UTMA Means Taxes
Sam asks why Dave recommends the ESA and the 529. Are they like an UTMA? Dave explains the differences.
QUESTION: Sam in Chicago asks why Dave recommends the ESA and the 529. Are they like an UTMA? Dave explains the differences.
ANSWER: The UTMA is taxable. The ESA and the 529 are like a Roth IRA. They grow completely tax-free.
To give you some numbers to think about, if you were to save $2,000 a year in an ESA from newborn to 18, that’d be $36,000 you’ve put in. If that’s in a good growth stock mutual fund and it averages 12%, you’re going to have about $126,000 in that account when the kid turns 18. You put $36,000 in, and $126,000 is there. That means you have a $90,000 gain. If that’s in an UTMA, not 100% but a lot of that will have been taxed along the way and won’t be there. If it’s in an ESA, it’s 100% tax-free.
If you put the money into an UTMA instead of an ESA, it will probably cost you $30,000 in that particular scenario I laid out. It depends on how much you’re putting in, how old the kid is, and what the rate of return is, but the scenario I just laid out—you’d have $90,000 there that would be taxable. You’d at least pay $30,000 in taxes on that.

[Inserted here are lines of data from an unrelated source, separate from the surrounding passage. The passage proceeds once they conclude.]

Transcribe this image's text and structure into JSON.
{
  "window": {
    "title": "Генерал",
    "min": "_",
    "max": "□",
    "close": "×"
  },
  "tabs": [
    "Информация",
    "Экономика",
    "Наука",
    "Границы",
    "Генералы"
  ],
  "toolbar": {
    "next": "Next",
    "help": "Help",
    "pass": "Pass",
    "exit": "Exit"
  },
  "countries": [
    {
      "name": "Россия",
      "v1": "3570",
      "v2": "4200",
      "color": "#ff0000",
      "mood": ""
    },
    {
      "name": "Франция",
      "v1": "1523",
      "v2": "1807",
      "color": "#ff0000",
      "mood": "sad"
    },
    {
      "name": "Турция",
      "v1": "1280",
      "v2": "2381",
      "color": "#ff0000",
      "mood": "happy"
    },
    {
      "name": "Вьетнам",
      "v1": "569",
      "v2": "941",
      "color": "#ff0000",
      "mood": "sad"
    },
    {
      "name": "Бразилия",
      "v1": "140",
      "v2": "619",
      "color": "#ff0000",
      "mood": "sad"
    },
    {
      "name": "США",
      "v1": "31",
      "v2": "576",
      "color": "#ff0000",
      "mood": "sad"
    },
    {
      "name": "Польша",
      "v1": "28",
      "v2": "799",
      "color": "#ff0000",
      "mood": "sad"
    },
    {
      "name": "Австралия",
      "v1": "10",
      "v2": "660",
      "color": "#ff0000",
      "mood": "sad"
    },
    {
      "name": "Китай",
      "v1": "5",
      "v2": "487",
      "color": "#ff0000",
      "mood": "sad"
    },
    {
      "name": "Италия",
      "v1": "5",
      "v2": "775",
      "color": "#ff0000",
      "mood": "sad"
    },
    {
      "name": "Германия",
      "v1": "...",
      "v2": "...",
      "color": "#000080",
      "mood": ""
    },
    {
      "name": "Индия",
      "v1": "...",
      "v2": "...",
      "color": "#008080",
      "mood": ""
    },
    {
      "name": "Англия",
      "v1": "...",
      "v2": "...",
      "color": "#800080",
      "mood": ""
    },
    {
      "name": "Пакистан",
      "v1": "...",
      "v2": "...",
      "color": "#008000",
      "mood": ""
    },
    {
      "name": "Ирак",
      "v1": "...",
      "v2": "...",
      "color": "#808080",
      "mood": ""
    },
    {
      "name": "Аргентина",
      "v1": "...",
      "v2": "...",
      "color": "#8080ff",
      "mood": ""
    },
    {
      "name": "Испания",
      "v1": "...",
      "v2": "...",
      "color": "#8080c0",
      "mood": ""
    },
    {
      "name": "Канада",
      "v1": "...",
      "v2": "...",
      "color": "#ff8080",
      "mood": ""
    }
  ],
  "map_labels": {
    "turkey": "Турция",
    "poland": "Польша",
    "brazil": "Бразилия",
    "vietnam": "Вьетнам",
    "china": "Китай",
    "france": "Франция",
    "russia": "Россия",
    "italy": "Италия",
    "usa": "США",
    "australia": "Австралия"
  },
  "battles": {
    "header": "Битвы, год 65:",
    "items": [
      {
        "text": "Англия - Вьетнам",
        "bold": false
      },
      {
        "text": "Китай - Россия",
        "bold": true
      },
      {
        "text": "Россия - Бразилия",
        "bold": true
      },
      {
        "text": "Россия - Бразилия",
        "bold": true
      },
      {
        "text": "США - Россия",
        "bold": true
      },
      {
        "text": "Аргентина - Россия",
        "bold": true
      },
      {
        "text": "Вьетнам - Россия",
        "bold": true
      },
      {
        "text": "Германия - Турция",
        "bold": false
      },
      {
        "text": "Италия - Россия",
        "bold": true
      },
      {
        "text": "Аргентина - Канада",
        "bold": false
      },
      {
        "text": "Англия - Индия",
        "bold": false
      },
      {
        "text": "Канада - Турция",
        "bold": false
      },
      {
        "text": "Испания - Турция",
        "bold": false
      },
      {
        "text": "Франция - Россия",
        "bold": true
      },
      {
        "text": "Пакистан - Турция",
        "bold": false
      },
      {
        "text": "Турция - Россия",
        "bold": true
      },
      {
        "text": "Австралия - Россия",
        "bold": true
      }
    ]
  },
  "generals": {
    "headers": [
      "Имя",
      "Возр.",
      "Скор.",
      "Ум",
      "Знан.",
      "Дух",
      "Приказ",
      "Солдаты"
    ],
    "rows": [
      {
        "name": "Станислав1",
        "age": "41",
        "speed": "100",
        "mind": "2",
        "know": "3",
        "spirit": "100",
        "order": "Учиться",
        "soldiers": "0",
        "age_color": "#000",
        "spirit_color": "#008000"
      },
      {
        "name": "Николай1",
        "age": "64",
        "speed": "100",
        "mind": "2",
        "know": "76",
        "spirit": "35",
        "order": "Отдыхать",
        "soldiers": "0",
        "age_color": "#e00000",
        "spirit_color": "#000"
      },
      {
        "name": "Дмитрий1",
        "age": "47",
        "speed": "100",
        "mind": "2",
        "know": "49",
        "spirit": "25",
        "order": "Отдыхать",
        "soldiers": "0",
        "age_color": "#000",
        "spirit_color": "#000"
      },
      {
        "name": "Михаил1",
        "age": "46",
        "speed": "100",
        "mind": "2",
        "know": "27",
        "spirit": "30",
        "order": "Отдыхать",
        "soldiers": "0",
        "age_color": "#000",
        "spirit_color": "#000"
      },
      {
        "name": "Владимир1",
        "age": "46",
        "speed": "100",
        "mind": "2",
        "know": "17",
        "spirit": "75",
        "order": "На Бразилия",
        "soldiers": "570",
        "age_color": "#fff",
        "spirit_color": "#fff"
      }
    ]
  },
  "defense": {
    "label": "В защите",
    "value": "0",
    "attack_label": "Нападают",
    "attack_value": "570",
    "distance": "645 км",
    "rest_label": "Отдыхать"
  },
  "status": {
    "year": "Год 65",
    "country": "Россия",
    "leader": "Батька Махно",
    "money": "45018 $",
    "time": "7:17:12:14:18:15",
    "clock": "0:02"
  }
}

If the returns aren’t great on your daughter’s account, then you have a bad 529. That’s what scares me about those. Sometimes you get with those where they don’t have good mutual fund options in them that have good long-term rates of return. What I would tell you to do is to go to daveramsey.com and click on ELP (Endorsed Local Provider)—that’s the person I endorse locally in your area—and they have the heart of a teacher, so you sit down with them. They’re going to show you and teach you and walk you through the process. Then you’ll make your decision based on that. Then you can roll that 529 to another 529—a better one that’s going to give you better rates of return. If you can pick good mutual funds in there, that’s what you’re looking for.